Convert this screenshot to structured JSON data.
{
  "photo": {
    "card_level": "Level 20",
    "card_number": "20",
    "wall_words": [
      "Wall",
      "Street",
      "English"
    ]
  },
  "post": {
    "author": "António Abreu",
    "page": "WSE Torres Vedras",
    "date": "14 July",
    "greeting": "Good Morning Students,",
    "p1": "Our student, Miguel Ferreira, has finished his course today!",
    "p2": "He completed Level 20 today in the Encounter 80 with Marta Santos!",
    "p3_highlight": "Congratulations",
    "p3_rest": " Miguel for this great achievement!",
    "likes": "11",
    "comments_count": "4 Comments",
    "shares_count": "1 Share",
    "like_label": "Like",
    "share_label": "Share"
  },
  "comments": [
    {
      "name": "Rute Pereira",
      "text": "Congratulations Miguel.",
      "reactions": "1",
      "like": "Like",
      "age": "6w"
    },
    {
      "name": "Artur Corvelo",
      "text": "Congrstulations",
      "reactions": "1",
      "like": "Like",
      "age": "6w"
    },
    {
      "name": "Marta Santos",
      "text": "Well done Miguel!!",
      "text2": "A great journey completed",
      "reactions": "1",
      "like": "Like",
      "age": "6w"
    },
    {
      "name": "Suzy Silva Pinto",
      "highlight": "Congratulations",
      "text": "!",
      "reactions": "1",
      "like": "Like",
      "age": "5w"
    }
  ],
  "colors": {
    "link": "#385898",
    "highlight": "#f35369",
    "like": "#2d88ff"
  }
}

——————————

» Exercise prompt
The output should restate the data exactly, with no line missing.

» Completed exercise
Convert this screenshot to structured JSON data.
{
  "photo": {
    "card_level": "Level 20",
    "card_number": "20",
    "wall_words": [
      "Wall",
      "Street",
      "English"
    ]
  },
  "post": {
    "author": "António Abreu",
    "page": "WSE Torres Vedras",
    "date": "14 July",
    "greeting": "Good Morning Students,",
    "p1": "Our student, Miguel Ferreira, has finished his course today!",
    "p2": "He completed Level 20 today in the Encounter 80 with Marta Santos!",
    "p3_highlight": "Congratulations",
    "p3_rest": " Miguel for this great achievement!",
    "likes": "11",
    "comments_count": "4 Comments",
    "shares_count": "1 Share",
    "like_label": "Like",
    "share_label": "Share"
  },
  "comments": [
    {
      "name": "Rute Pereira",
      "text": "Congratulations Miguel.",
      "reactions": "1",
      "like": "Like",
      "age": "6w"
    },
    {
      "name": "Artur Corvelo",
      "text": "Congrstulations",
      "reactions": "1",
      "like": "Like",
      "age": "6w"
    },
    {
      "name": "Marta Santos",
      "text": "Well done Miguel!!",
      "text2": "A great journey completed",
      "reactions": "1",
      "like": "Like",
      "age": "6w"
    },
    {
      "name": "Suzy Silva Pinto",
      "highlight": "Congratulations",
      "text": "!",
      "reactions": "1",
      "like": "Like",
      "age": "5w"
    }
  ],
  "colors": {
    "link": "#385898",
    "highlight": "#f35369",
    "like": "#2d88ff"
  }
}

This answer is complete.